EXERCISE AIM
Without including any pictures, reproduce the full listing exactly.

ENTRIES SUPPLIED
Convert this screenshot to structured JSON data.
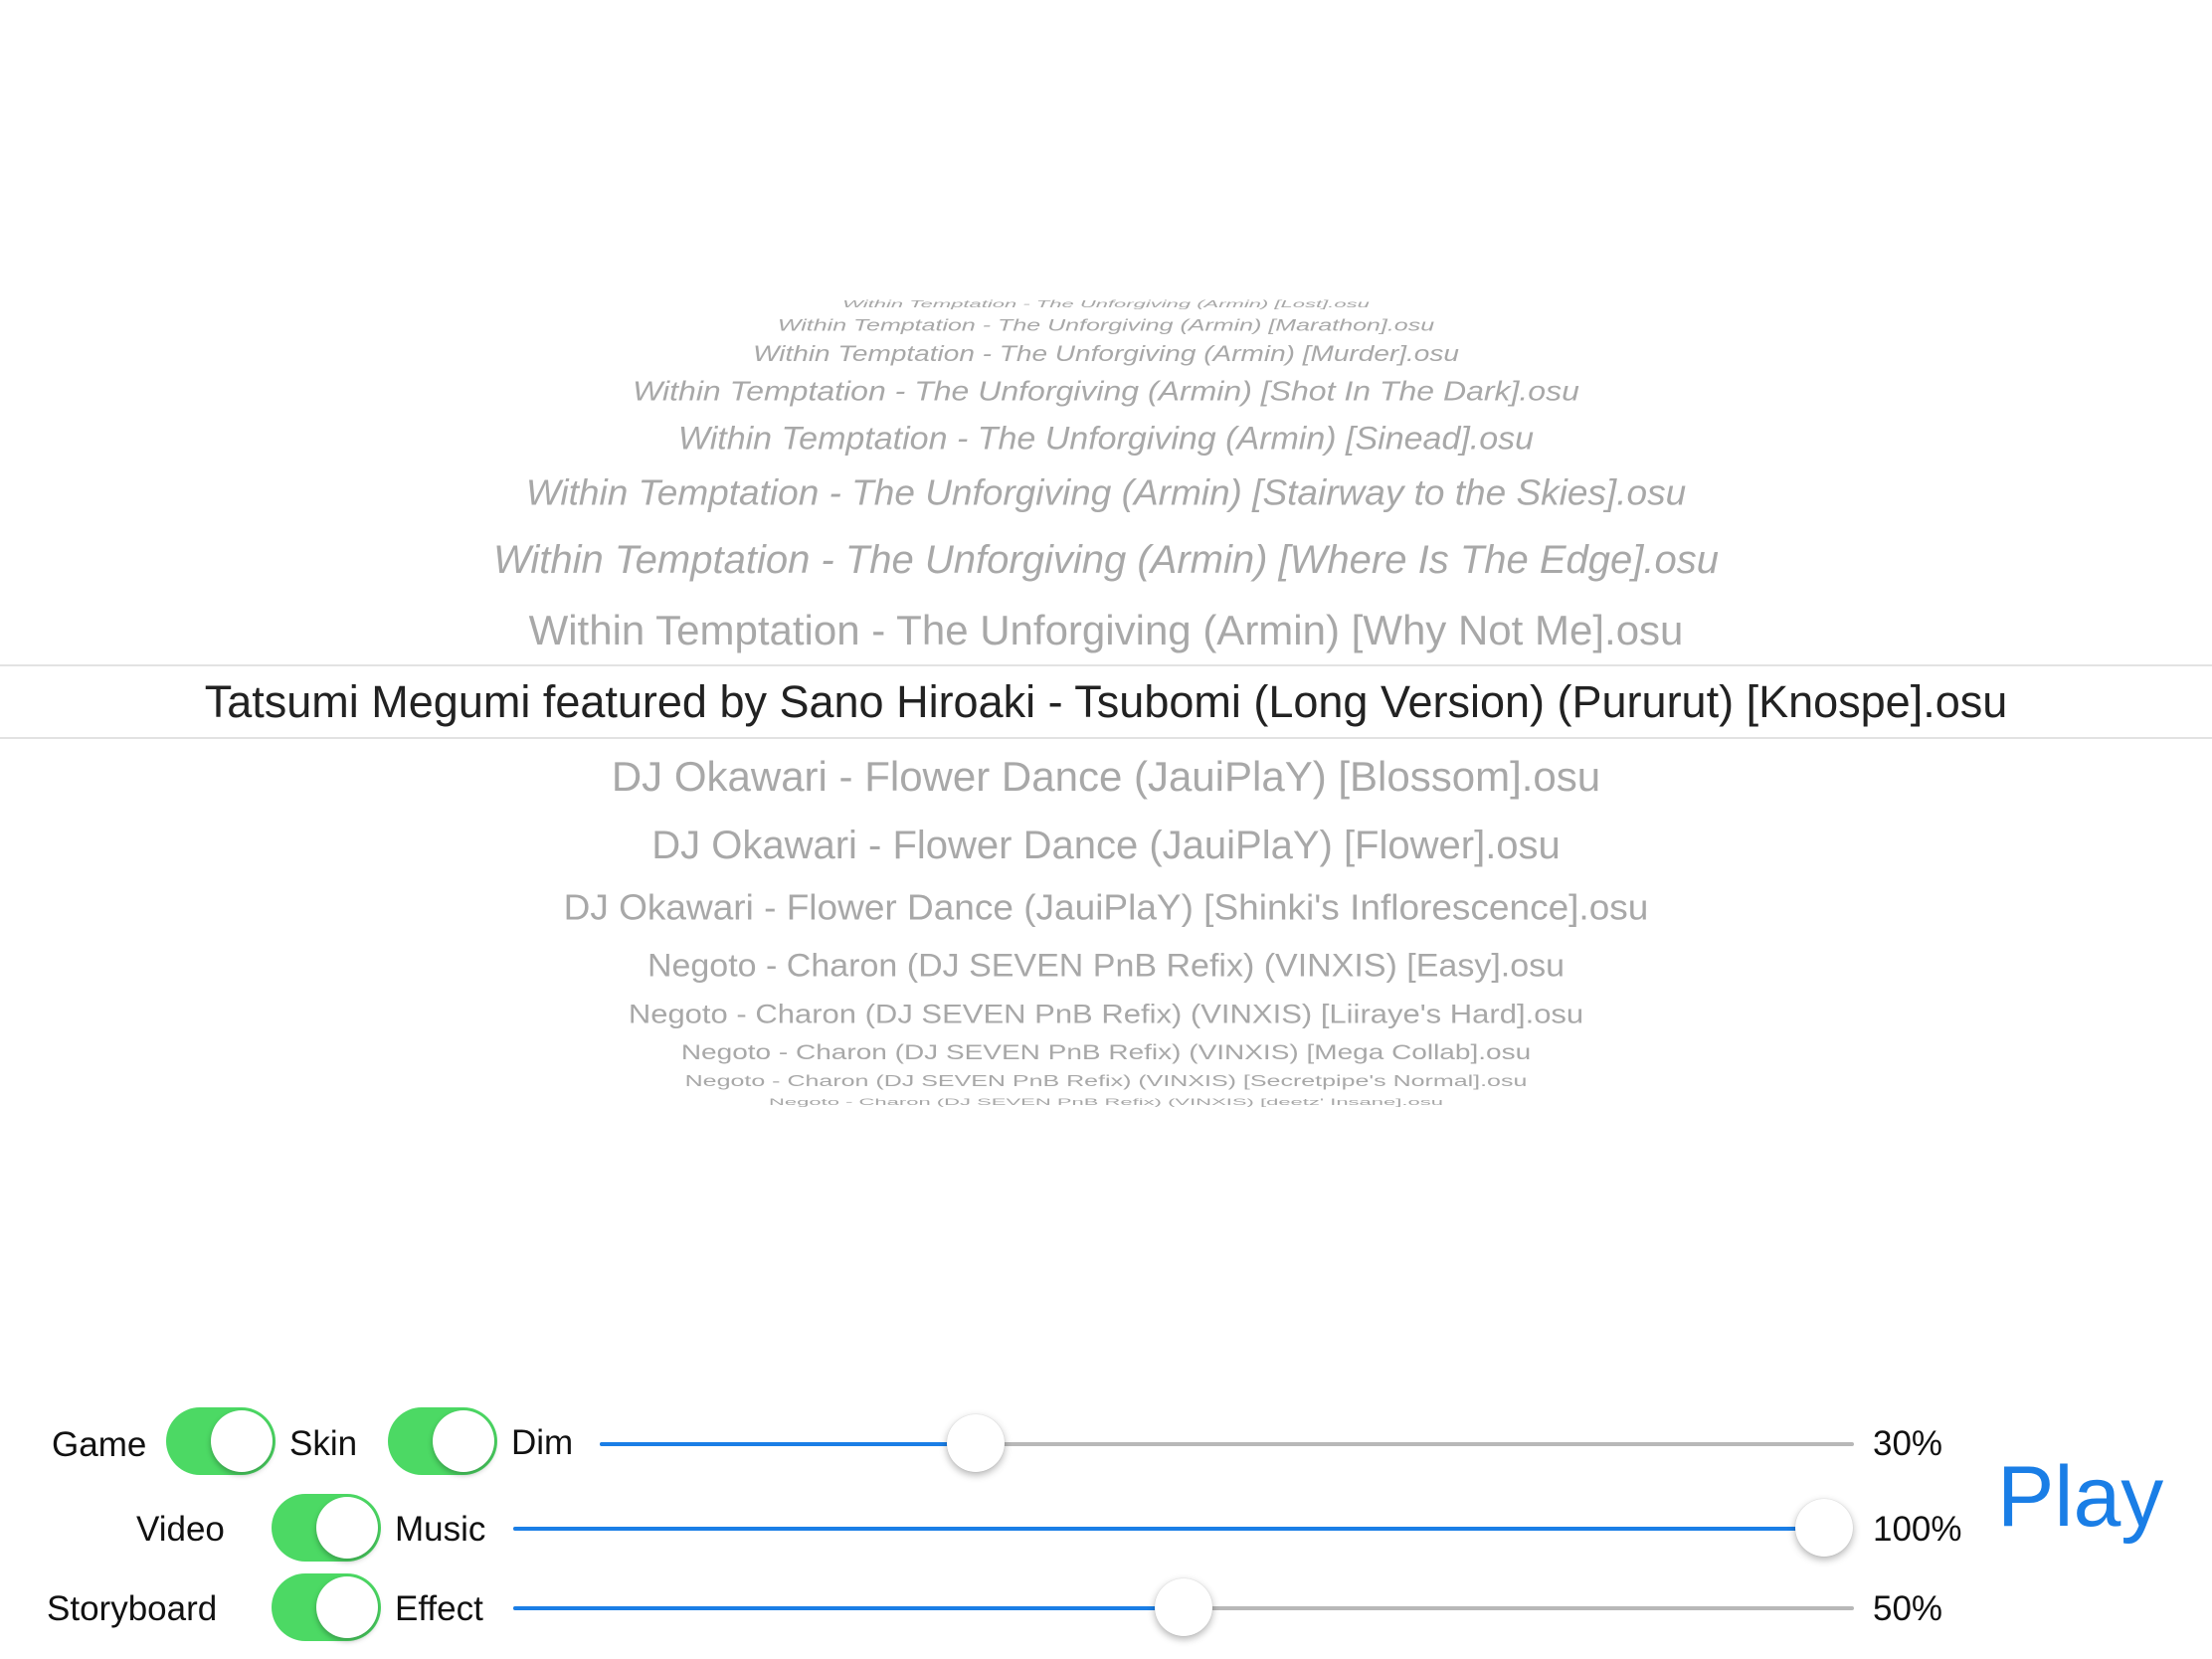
{
  "picker": {
    "above": [
      "Within Temptation - The Unforgiving (Armin) [Lost].osu",
      "Within Temptation - The Unforgiving (Armin) [Marathon].osu",
      "Within Temptation - The Unforgiving (Armin) [Murder].osu",
      "Within Temptation - The Unforgiving (Armin) [Shot In The Dark].osu",
      "Within Temptation - The Unforgiving (Armin) [Sinead].osu",
      "Within Temptation - The Unforgiving (Armin) [Stairway to the Skies].osu",
      "Within Temptation - The Unforgiving (Armin) [Where Is The Edge].osu",
      "Within Temptation - The Unforgiving (Armin) [Why Not Me].osu"
    ],
    "selected": "Tatsumi Megumi featured by Sano Hiroaki - Tsubomi (Long Version) (Pururut) [Knospe].osu",
    "below": [
      "DJ Okawari - Flower Dance (JauiPlaY) [Blossom].osu",
      "DJ Okawari - Flower Dance (JauiPlaY) [Flower].osu",
      "DJ Okawari - Flower Dance (JauiPlaY) [Shinki's Inflorescence].osu",
      "Negoto - Charon (DJ SEVEN PnB Refix) (VINXIS) [Easy].osu",
      "Negoto - Charon (DJ SEVEN PnB Refix) (VINXIS) [Liiraye's Hard].osu",
      "Negoto - Charon (DJ SEVEN PnB Refix) (VINXIS) [Mega Collab].osu",
      "Negoto - Charon (DJ SEVEN PnB Refix) (VINXIS) [Secretpipe's Normal].osu",
      "Negoto - Charon (DJ SEVEN PnB Refix) (VINXIS) [deetz' Insane].osu"
    ]
  },
  "controls": {
    "game": {
      "label": "Game",
      "on": true
    },
    "skin": {
      "label": "Skin",
      "on": true
    },
    "video": {
      "label": "Video",
      "on": true
    },
    "storyboard": {
      "label": "Storyboard",
      "on": true
    },
    "dim": {
      "label": "Dim",
      "value": 0.3,
      "text": "30%"
    },
    "music": {
      "label": "Music",
      "value": 1.0,
      "text": "100%"
    },
    "effect": {
      "label": "Effect",
      "value": 0.5,
      "text": "50%"
    }
  },
  "play_label": "Play",
  "colors": {
    "accent": "#1a7ee6",
    "toggle_on": "#4cd964",
    "dim_text": "#a8a8a8"
  }
}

RESULT OF THE TASK
Convert this screenshot to structured JSON data.
{
  "picker": {
    "above": [
      "Within Temptation - The Unforgiving (Armin) [Lost].osu",
      "Within Temptation - The Unforgiving (Armin) [Marathon].osu",
      "Within Temptation - The Unforgiving (Armin) [Murder].osu",
      "Within Temptation - The Unforgiving (Armin) [Shot In The Dark].osu",
      "Within Temptation - The Unforgiving (Armin) [Sinead].osu",
      "Within Temptation - The Unforgiving (Armin) [Stairway to the Skies].osu",
      "Within Temptation - The Unforgiving (Armin) [Where Is The Edge].osu",
      "Within Temptation - The Unforgiving (Armin) [Why Not Me].osu"
    ],
    "selected": "Tatsumi Megumi featured by Sano Hiroaki - Tsubomi (Long Version) (Pururut) [Knospe].osu",
    "below": [
      "DJ Okawari - Flower Dance (JauiPlaY) [Blossom].osu",
      "DJ Okawari - Flower Dance (JauiPlaY) [Flower].osu",
      "DJ Okawari - Flower Dance (JauiPlaY) [Shinki's Inflorescence].osu",
      "Negoto - Charon (DJ SEVEN PnB Refix) (VINXIS) [Easy].osu",
      "Negoto - Charon (DJ SEVEN PnB Refix) (VINXIS) [Liiraye's Hard].osu",
      "Negoto - Charon (DJ SEVEN PnB Refix) (VINXIS) [Mega Collab].osu",
      "Negoto - Charon (DJ SEVEN PnB Refix) (VINXIS) [Secretpipe's Normal].osu",
      "Negoto - Charon (DJ SEVEN PnB Refix) (VINXIS) [deetz' Insane].osu"
    ]
  },
  "controls": {
    "game": {
      "label": "Game",
      "on": true
    },
    "skin": {
      "label": "Skin",
      "on": true
    },
    "video": {
      "label": "Video",
      "on": true
    },
    "storyboard": {
      "label": "Storyboard",
      "on": true
    },
    "dim": {
      "label": "Dim",
      "value": 0.3,
      "text": "30%"
    },
    "music": {
      "label": "Music",
      "value": 1.0,
      "text": "100%"
    },
    "effect": {
      "label": "Effect",
      "value": 0.5,
      "text": "50%"
    }
  },
  "play_label": "Play",
  "colors": {
    "accent": "#1a7ee6",
    "toggle_on": "#4cd964",
    "dim_text": "#a8a8a8"
  }
}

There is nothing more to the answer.